GOAL OF THE EXERCISE:
For each line below that includes the word "JSON", make a copy.

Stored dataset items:
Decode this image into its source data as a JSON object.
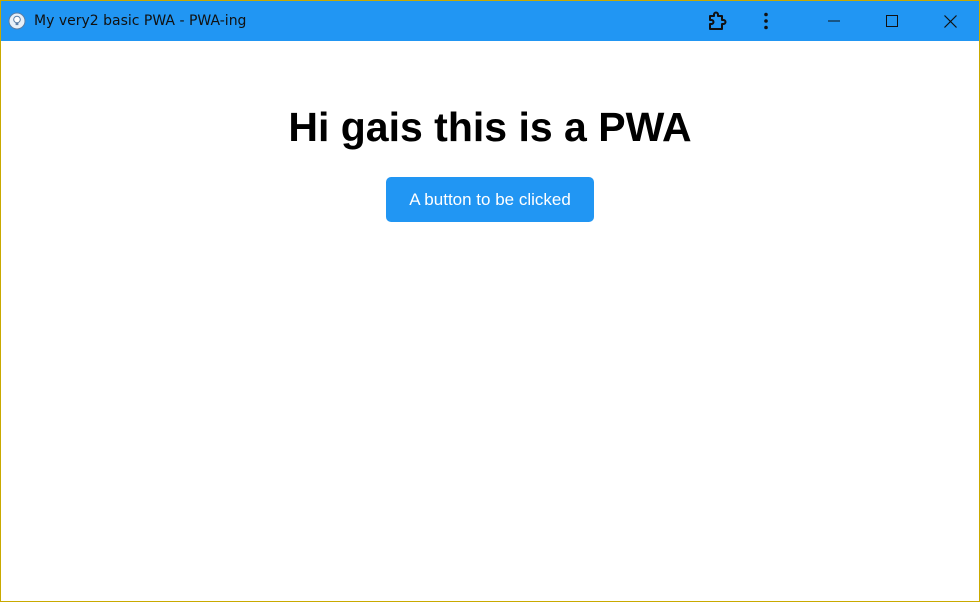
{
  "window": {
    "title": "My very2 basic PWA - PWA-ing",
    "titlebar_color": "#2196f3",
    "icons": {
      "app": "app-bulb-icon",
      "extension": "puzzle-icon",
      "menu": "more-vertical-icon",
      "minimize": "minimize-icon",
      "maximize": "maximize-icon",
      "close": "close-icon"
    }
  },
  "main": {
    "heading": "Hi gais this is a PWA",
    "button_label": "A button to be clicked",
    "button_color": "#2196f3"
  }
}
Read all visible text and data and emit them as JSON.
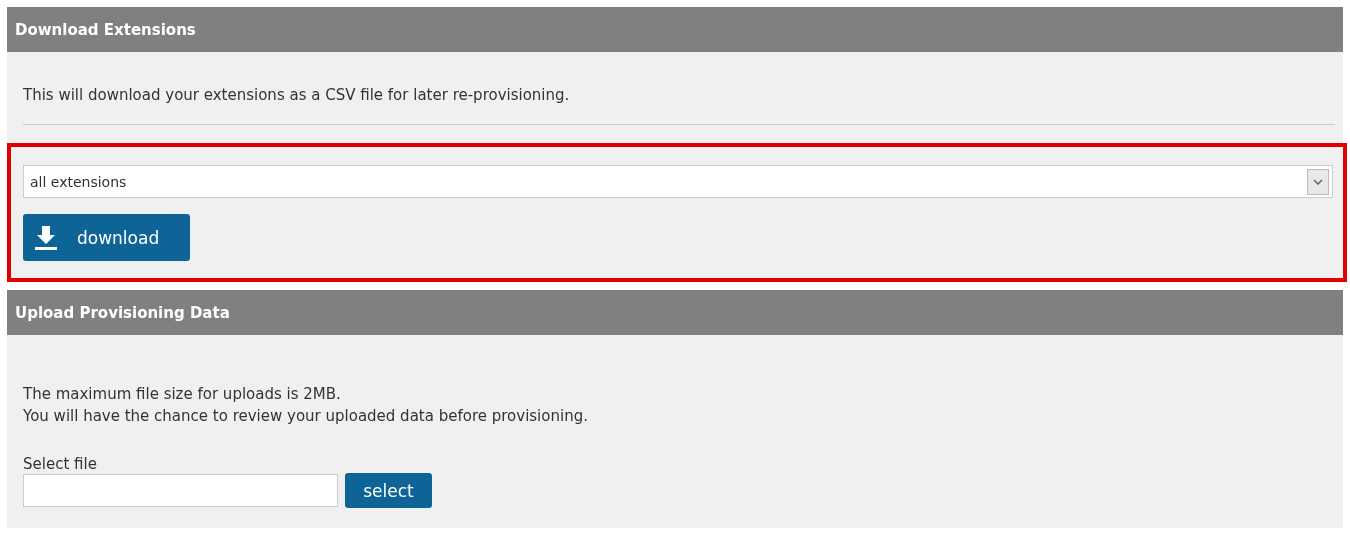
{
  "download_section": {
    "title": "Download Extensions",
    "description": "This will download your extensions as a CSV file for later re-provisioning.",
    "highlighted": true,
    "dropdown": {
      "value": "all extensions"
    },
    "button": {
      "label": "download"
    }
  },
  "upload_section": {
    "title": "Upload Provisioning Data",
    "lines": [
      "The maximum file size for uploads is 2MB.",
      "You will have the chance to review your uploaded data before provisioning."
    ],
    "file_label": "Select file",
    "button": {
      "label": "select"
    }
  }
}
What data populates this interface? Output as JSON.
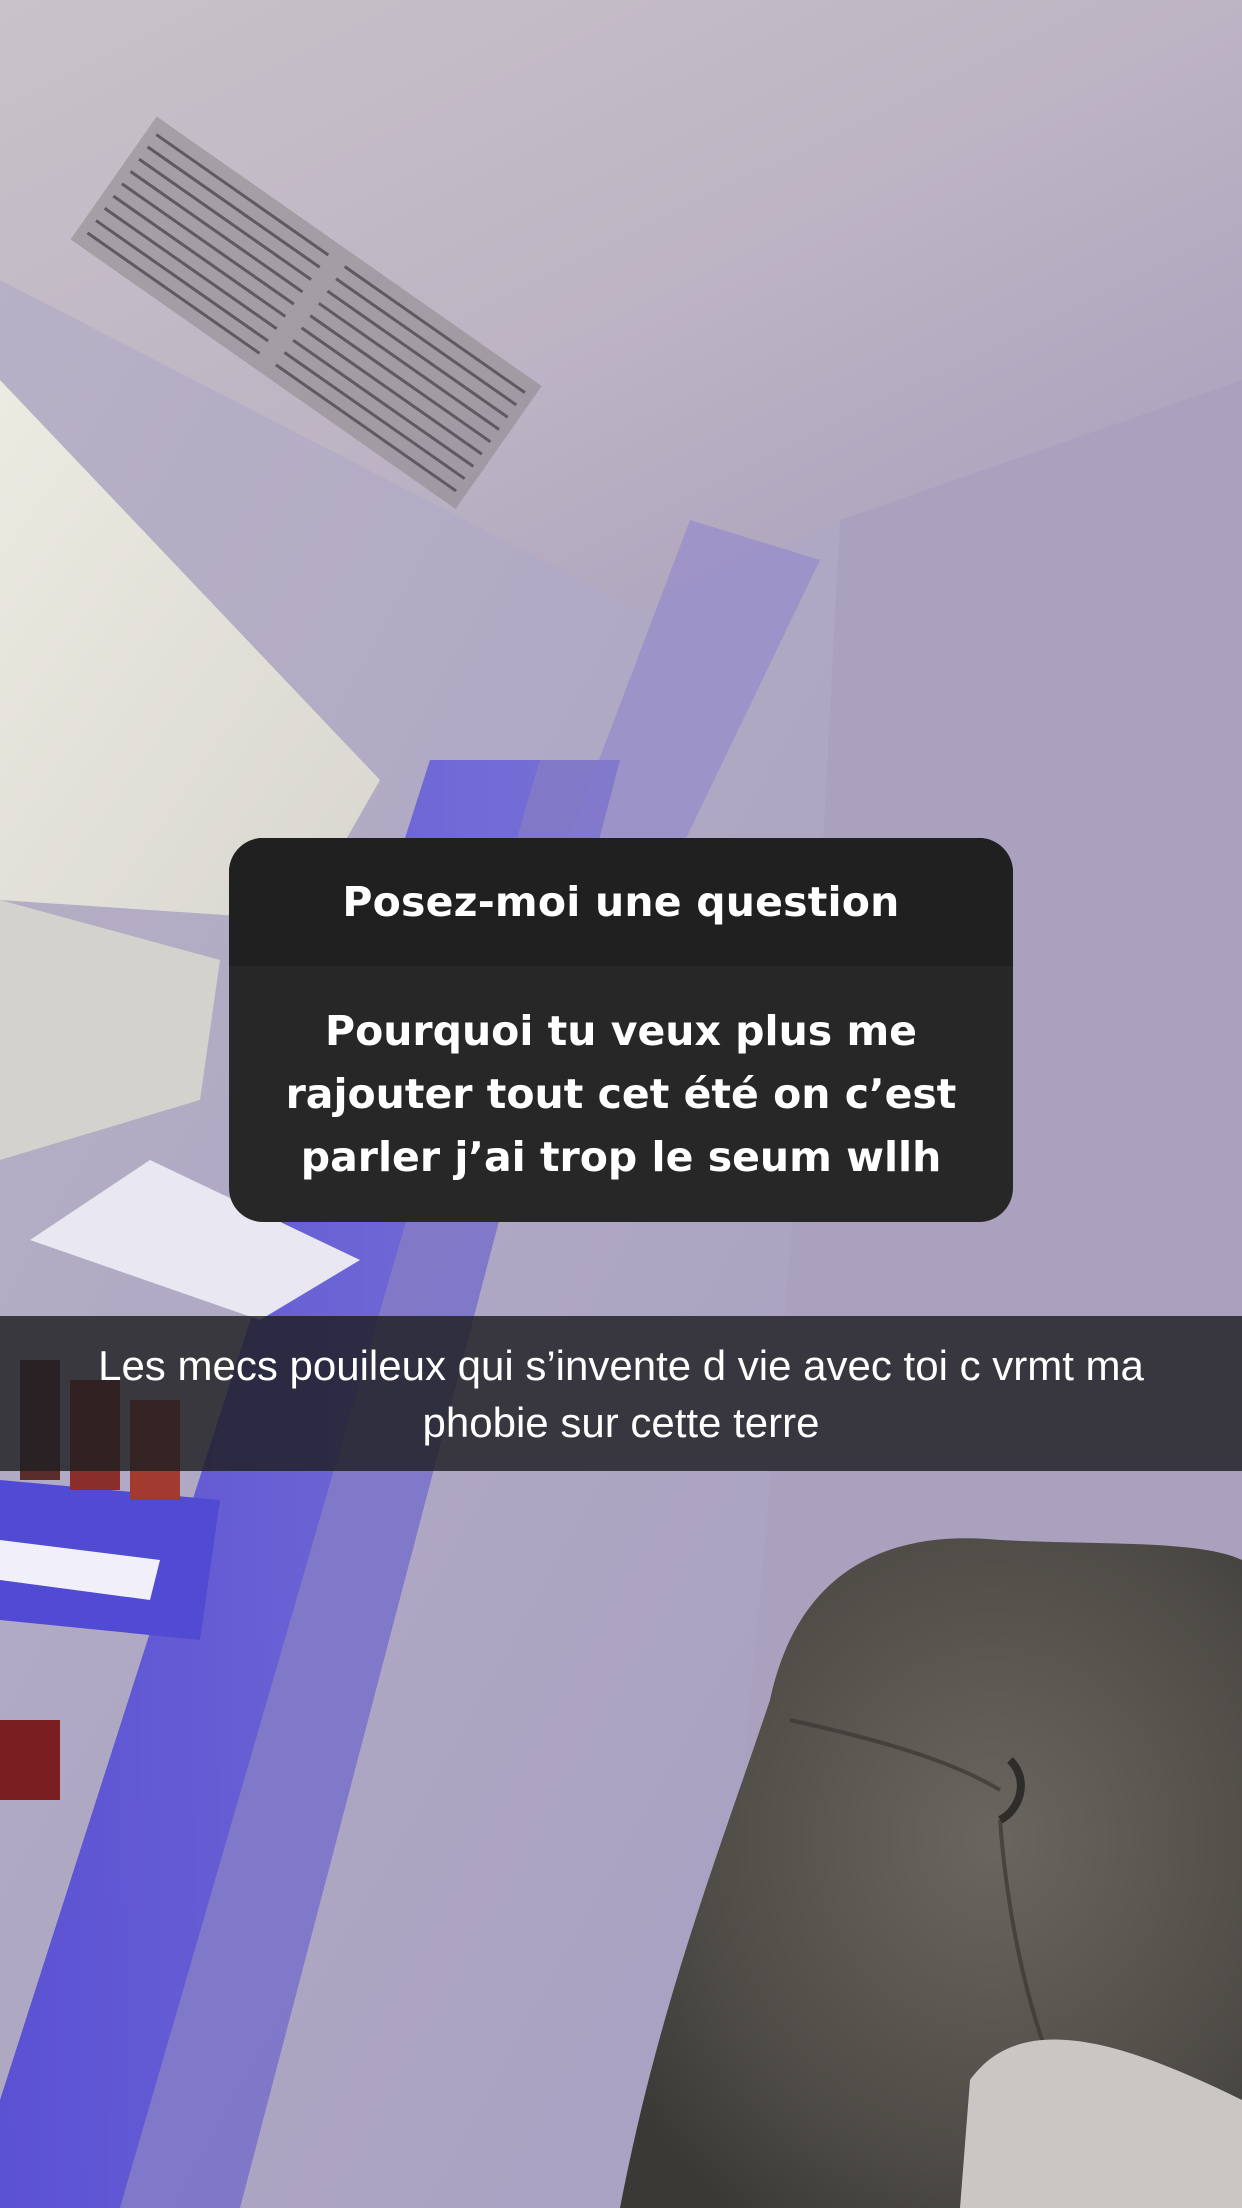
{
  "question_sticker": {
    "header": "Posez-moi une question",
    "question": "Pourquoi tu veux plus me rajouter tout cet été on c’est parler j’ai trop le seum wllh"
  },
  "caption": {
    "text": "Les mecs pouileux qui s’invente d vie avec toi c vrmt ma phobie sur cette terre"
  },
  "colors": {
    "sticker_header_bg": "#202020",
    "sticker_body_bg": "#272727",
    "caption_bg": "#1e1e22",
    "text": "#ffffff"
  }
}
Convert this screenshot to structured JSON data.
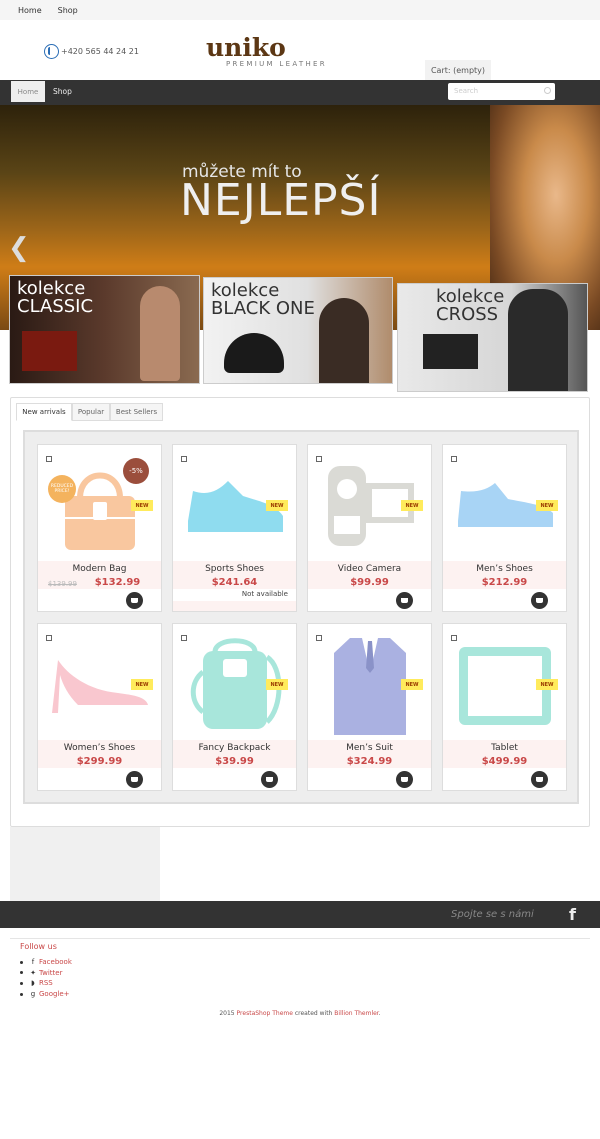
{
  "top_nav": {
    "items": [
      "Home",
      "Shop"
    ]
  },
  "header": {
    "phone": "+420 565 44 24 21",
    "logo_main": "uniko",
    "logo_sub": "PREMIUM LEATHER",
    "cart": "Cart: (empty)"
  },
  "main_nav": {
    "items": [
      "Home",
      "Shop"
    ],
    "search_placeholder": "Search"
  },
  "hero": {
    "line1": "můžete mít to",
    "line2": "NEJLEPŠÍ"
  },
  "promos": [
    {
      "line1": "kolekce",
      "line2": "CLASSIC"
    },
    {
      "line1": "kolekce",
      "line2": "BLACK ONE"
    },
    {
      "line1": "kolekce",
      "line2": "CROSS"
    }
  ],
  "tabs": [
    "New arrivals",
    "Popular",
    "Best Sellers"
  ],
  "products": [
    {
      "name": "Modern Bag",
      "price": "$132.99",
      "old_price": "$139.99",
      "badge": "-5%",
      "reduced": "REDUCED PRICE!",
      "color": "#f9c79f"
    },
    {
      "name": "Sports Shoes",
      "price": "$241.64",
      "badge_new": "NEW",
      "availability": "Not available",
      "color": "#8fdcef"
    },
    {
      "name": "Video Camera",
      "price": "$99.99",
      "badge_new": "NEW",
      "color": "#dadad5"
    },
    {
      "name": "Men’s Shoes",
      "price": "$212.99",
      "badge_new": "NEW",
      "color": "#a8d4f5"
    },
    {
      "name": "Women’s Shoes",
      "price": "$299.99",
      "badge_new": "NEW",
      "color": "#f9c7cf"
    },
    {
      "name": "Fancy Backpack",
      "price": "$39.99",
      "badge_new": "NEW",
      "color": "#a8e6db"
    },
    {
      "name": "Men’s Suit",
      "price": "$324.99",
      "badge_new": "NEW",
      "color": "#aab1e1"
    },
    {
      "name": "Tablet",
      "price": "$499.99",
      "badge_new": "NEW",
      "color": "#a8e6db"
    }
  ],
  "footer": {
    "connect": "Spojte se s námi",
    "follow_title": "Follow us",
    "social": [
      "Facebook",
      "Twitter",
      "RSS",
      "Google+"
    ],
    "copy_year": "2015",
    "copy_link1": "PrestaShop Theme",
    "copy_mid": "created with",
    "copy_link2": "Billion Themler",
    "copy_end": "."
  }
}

REPLY TO THE TASK:
Decode this image into its source data as a JSON object.
Read all visible text and data and emit them as JSON.
What data populates this interface? Output as JSON.
Convert this screenshot to structured JSON data.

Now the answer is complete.